Let's look at the second half:

.212 .249 .032 33 5.9 -0.4

Okay stop looking at the second half.

Escobar has declined in every area there, hitting for twice as less power, getting on base at a less than .70 clip, and dipping below replacement level.

We've somewhat diagnosed (or tried to) Alcides Escobar's offense twice this year both coincidentally in August but that's never stopped Royals Review from being redundant before. I myself have a very extensive bibliography on this site about how bad Jeremy Guthrie is.

Escobar O-Swing% Z-Swing% Swing% O-Contact% Z-Contact% Contact% Zone% F-Strike% SwStr%
1st Half 37.70% 68.20% 52.20% 71.40% 90.70% 83.40% 47.70% 68.00% 8.50%
2nd Half 35.10% 71.30% 52.50% 73.80% 89.60% 84.10% 48.10% 69.10% 8.30%

Plate discipline wise Escobar remains really unchanged from the first half to the second. There is staggeringly little to no difference in every single category so it doesn't seem to be that he's changed his approach at the plate.

Pitchers are working Escobar down and away a bit more in the second half and cutting down on pitches up in the zone, but there isn't that much noticeable of a difference necessarily.

One interesting difference though is his batted ball type:

Escobar LD% GB% FB% BUH% Pull% Cent% Oppo% Soft% Med% Hard%
1st Half 24.9% 44.1% 31.0% 14.3% 31.9% 37.9% 30.2% 20.1% 60.1% 19.8%
2nd Half 17% 52.7% 30.0% 20.0% 30.2% 38.2% 31.6% 21.3% 56.4% 22.2%
%Diff -7.6% 8.6% -1.0% 5.7% -1.7% 0.3% 1.4% 1.2% -3.7% 2.4%

Escobar has swapped line drives (usually good) for groundballs (usually not as good). He's also seen an uptick in bunts going for a hit on an overall percentage.

Meanwhile there's been a slight dip in his hit velocity, but his average batted ball velocity remains relatively unchanged half over half.

Escobar Velo
1st Half 83.3%
2nd Half 83.9%
%Diff 0.6%

The overall velo hasn't changed, but it looks like there is a slight dip in the middle of the data with a near 4% drop in medium hit balls.

I don't know. Doesn't really look like there are really more white-blue hued dots in the second half than the first, but the data does show there is a dip.
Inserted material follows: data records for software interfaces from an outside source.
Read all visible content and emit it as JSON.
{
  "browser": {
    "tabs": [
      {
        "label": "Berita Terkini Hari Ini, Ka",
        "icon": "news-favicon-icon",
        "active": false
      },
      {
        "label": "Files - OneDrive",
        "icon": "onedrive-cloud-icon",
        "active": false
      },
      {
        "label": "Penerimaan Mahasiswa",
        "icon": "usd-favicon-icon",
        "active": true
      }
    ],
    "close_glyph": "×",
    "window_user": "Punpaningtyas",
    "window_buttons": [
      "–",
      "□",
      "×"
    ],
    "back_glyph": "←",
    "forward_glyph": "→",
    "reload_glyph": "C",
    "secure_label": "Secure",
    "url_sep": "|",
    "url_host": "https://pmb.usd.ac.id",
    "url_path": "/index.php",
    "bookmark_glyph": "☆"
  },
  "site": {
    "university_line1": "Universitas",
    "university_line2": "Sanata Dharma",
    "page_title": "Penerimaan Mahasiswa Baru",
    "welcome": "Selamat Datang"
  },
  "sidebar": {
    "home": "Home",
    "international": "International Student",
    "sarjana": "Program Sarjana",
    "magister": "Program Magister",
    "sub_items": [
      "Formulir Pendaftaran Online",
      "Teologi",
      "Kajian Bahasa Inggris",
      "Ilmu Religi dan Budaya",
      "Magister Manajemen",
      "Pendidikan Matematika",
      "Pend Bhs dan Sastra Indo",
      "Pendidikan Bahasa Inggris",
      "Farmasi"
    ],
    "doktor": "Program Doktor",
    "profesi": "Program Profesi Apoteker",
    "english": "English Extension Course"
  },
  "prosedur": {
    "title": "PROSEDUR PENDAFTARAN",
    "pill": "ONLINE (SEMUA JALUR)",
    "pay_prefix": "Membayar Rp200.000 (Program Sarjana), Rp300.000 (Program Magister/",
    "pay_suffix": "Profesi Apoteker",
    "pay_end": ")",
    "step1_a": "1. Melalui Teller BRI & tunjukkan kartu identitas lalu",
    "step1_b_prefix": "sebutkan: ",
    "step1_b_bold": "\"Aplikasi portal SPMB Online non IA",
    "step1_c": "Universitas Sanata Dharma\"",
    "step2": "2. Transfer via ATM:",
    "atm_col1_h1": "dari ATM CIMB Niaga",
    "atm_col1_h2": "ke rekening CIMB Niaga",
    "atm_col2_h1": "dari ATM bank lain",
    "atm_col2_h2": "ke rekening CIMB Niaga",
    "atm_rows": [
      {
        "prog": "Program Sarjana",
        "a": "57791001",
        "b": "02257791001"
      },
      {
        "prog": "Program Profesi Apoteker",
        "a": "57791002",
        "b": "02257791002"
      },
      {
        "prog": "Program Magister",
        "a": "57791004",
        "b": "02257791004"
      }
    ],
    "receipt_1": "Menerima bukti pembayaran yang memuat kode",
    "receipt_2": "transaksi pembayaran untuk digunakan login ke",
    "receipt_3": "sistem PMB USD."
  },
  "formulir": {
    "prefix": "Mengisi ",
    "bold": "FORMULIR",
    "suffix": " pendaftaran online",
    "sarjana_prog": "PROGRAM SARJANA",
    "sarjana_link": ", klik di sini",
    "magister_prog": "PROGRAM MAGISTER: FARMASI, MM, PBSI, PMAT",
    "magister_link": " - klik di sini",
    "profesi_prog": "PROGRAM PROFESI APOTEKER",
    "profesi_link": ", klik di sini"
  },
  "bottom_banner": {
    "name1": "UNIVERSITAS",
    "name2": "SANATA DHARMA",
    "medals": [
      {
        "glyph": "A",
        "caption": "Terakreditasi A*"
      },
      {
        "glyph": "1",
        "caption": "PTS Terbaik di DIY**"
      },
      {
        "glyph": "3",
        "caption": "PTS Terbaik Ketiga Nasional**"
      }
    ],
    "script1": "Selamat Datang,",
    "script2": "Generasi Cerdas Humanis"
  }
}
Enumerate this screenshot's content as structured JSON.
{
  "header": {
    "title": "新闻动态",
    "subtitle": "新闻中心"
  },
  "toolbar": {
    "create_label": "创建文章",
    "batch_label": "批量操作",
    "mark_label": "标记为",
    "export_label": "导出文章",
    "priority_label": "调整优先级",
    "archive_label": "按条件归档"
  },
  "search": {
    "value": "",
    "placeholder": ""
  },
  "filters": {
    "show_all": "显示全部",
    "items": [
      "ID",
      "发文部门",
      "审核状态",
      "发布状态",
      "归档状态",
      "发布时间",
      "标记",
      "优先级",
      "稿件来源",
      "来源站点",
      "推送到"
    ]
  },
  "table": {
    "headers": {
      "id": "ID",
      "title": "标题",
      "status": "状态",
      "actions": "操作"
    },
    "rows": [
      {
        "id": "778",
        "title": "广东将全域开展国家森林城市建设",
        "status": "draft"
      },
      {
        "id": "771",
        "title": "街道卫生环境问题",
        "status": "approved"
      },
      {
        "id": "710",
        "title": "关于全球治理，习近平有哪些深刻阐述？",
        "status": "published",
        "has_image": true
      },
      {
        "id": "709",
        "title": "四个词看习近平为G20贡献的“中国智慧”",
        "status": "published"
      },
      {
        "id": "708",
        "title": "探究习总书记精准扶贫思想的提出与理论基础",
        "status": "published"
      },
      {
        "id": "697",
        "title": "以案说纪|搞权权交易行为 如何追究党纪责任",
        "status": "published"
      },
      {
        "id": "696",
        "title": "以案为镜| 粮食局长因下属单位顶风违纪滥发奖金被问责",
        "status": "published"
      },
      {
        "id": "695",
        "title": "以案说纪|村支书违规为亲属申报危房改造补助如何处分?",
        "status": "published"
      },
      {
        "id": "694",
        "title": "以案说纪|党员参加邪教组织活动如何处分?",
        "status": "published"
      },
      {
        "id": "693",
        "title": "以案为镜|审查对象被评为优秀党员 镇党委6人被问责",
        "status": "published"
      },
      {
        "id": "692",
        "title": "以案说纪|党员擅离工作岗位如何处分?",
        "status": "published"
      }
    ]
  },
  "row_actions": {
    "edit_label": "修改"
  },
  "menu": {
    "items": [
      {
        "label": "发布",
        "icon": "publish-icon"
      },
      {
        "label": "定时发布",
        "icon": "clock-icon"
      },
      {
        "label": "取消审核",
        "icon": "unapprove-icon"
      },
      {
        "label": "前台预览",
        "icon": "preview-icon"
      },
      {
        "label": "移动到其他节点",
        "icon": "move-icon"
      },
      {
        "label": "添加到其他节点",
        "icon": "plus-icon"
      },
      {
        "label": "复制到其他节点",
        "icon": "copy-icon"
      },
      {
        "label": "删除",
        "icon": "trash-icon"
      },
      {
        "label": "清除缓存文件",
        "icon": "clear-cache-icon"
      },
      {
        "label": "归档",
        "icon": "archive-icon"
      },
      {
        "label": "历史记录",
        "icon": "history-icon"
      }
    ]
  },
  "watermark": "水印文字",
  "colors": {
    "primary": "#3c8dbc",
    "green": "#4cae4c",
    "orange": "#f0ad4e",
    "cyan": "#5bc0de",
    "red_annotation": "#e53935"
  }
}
However though one should note that quality of contact rate (hard, medium, soft) isn't based on exit velocity but hang time, trajectory, and landing spot.

The main culprit seems to be an 85 basis point drop in BABIP. We know how BABIP can kill or give life to a batting line, though it's not necessarily sticking out why the huge drop in BABIP really for Escobar this year. Maybe I'm missing something. I never said I was smart or good at detective work anyways...